The sheer mundanity of the Super Bowl didn’t help. Now, with NBA hysteria centered on James all but guaranteed to miss his first postseason since YouTube’s rookie year (2005) and concerns about the Golden State Warriors appearing vulnerable, it’s the NFL that has commandeered headlines that can be used to promote its brand, rather than having to protect it from stuff like Patriots owner Robert Kraft’s legal situations.
The questions are compelling. How could Pittsburgh lose the two best players at their respective positions? Is Brown — arguably the league’s most enigmatic personality and no stranger to controversy, both on and off the field — ready for a reboot out west? How might Brown’s strong-arming of the Steelers, praised by many in and around the league, set a precedent? How much is Steelers quarterback Ben Roethlisberger to blame for what happened in Pittsburgh? Did the grossly underpaid Bell sitting out a season hurt him financially?
And, importantly, are we ready to live in a world where the Cleveland Browns are bullies? The answer is we better be. Beckham at worst took a trip with his guys to Miami after winning the NFC East in 2017, dished out the fade to a sideline net and mimicked urinating like a dog after a touchdown celebration. Despite the Giants getting a better compensation package for Beckham than the Steelers got for trading Brown, what’s the logic of trading a Hall of Fame talent like Beckham — under contract, who wanted to be in New York while still very much in his prime — and alienating one of the most passionate fan bases in football just days after letting safety Landon Collins bounce to Washington?
They bout to be doing routines like TLC in the “Creep” video https://t.co/TeMHa2vPMg
— #OneBrownBruh (@CheerwinePapi) March 13, 2019
Narratives drive sports because America loves drama.
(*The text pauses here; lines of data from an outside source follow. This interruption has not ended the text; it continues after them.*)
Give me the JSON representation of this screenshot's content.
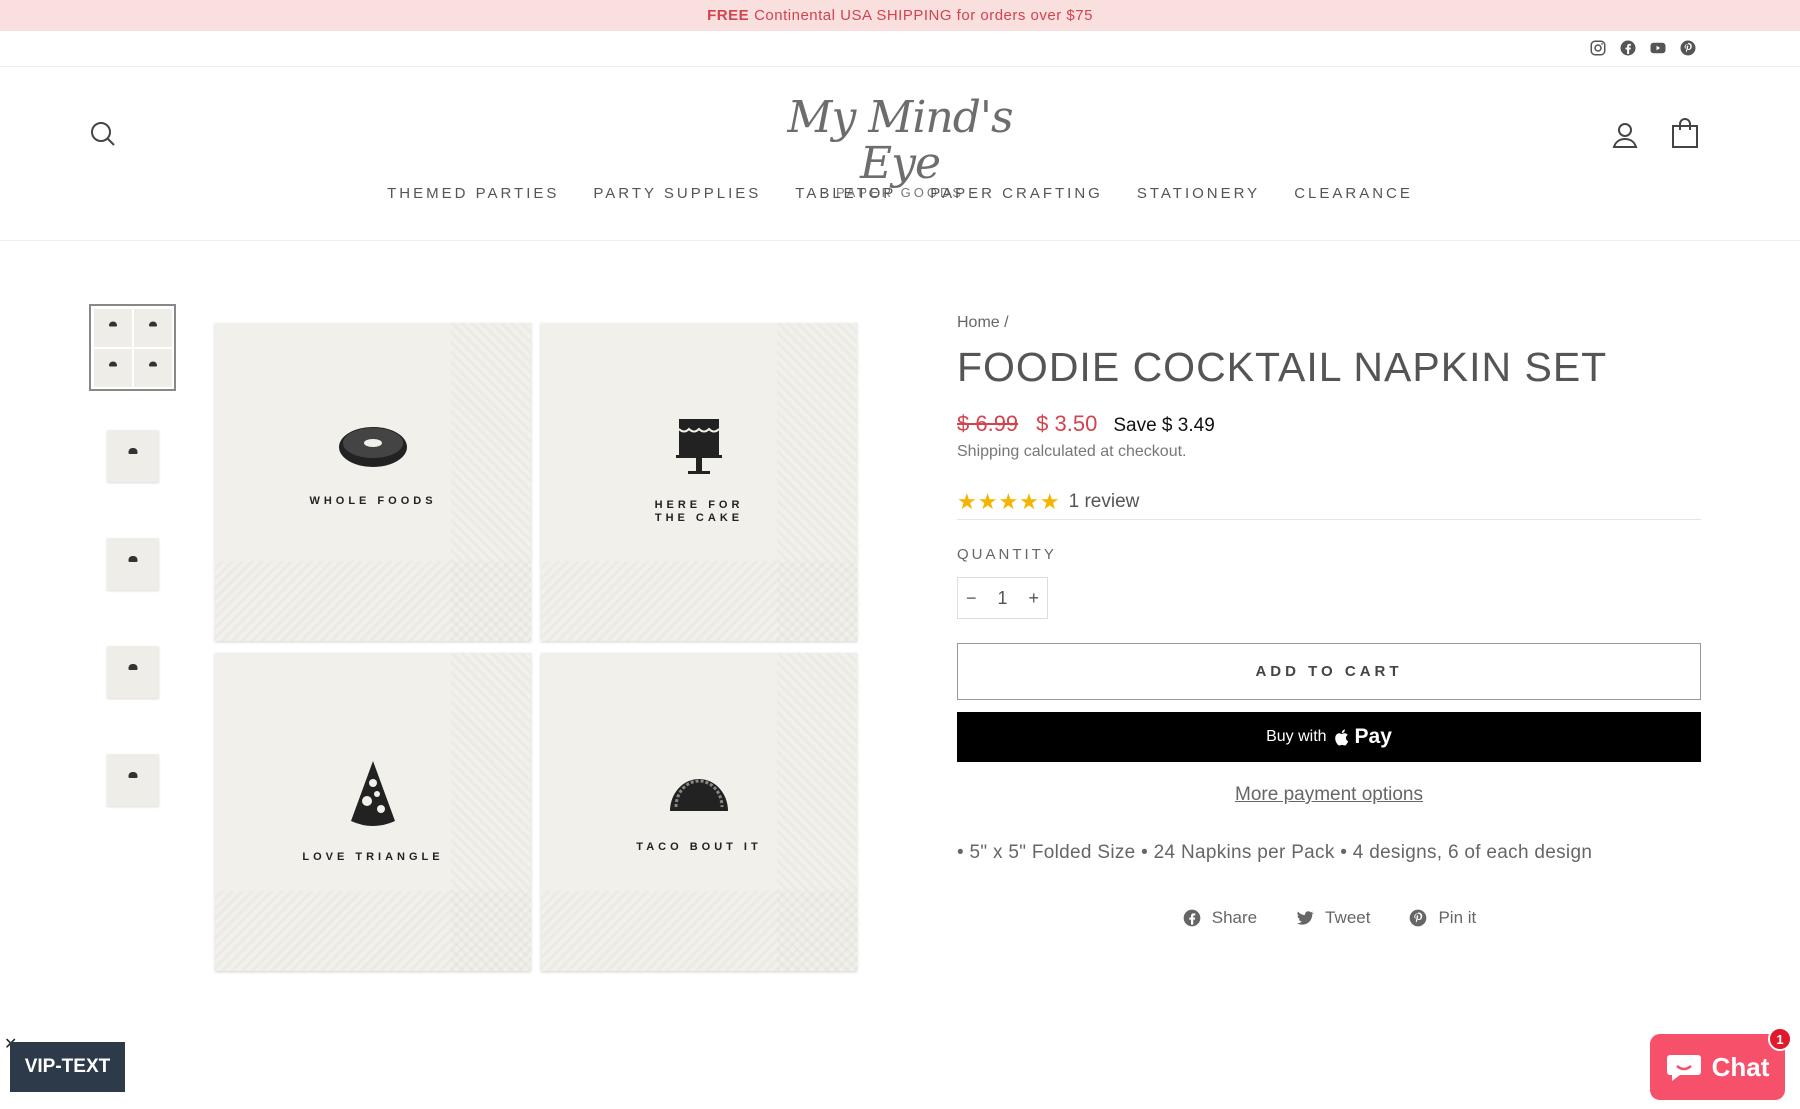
{
  "announcement": {
    "bold": "FREE",
    "text": "Continental USA SHIPPING for orders over $75"
  },
  "social": [
    "instagram-icon",
    "facebook-icon",
    "youtube-icon",
    "pinterest-icon"
  ],
  "logo": {
    "script": "My Mind's Eye",
    "sub": "· PAPER GOODS ·"
  },
  "nav": [
    "THEMED PARTIES",
    "PARTY SUPPLIES",
    "TABLETOP",
    "PAPER CRAFTING",
    "STATIONERY",
    "CLEARANCE"
  ],
  "product_image": {
    "napkin_1": "WHOLE FOODS",
    "napkin_2_line1": "HERE FOR",
    "napkin_2_line2": "THE CAKE",
    "napkin_3": "LOVE TRIANGLE",
    "napkin_4": "TACO BOUT IT"
  },
  "product": {
    "breadcrumb_home": "Home",
    "breadcrumb_sep": "/",
    "title": "FOODIE COCKTAIL NAPKIN SET",
    "old_price": "$ 6.99",
    "price": "$ 3.50",
    "save": "Save $ 3.49",
    "shipping_link": "Shipping",
    "shipping_rest": " calculated at checkout.",
    "stars": "★★★★★",
    "rating": 5,
    "reviews": "1 review",
    "quantity_label": "QUANTITY",
    "quantity_minus": "−",
    "quantity_plus": "+",
    "quantity": "1",
    "add_to_cart": "ADD TO CART",
    "buy_with": "Buy with",
    "apple_pay": " Pay",
    "more_payment": "More payment options",
    "description": "• 5\" x 5\" Folded Size • 24 Napkins per Pack • 4 designs, 6 of each design"
  },
  "share": {
    "facebook": "Share",
    "twitter": "Tweet",
    "pinterest": "Pin it"
  },
  "widgets": {
    "vip": "VIP-TEXT",
    "vip_close": "✕",
    "chat": "Chat",
    "chat_badge": "1"
  },
  "colors": {
    "accent_red": "#d2434d",
    "announce_bg": "#f9e0df",
    "chat_pink": "#f7506a",
    "star": "#f5b400"
  }
}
The prospect of each superstar on a new squad is intoxicating. Brown paired with head coach Jon Gruden in what could be a rebirth and redemption season for both. Bell in New York gives the Jets its best offensive player since the days of Hall of Fame running back Curtis Martin.
Then there’s the most provocative move: Beckham in Cleveland. Beckham’s massive, one-of-one popularity — he’s still the most followed NFL entity, player or team, on Instagram by a considerable margin — coincides with the Browns’ unpopular decision to sign Kareem Hunt last month. The talented yet controversial former Kansas City Chiefs running back re-enters the league, under uber-strict financial parameters, on the heels of a video of him shoving and kicking a woman at a Cleveland hotel last year.
Meanwhile, running back Nick Chubb isn’t a media darling á la Saquon Barkley, whom Beckham instantly embraced as a younger bro in New York, but a savage nonetheless. Baker Mayfield, who in just his inaugural season became the best Browns quarterback since Bernie Kosar, presents an instant upgrade at signal-caller, making the Giants’ decision to stick with future Hall of Famer but over-the-hill Eli Manning over Beckham even more confounding.
The powerhouse point in Beckham’s trade to Cleveland is the reunion with high school and college teammate Landry. Not since the days of James and Dwyane Wade in Miami has there been such a potentially explosive and highlight-laden tandem of best friends. Aside from James, Beckham’s arrival is the biggest culture shift in Cleveland sports in the past 30 years. That’s not hyperbole. That’s a fact.
Superstars changing teams. Doing so with chips on their shoulders. And shifting the balance of power in the process. The script reads like entrees on the NBA’s menu. However fleeting the moment could ultimately prove to be, the NFL is currently the belle of the media ball. Even the most on-the-fence NFL outsider has to admit these past 96 hours have been fun. If the NFL was really about that life and really wanted to keep this momentum going, though, it’d make Kansas City vs. Cleveland a Monday Night game. On second thought, maybe we shouldn’t jinx it.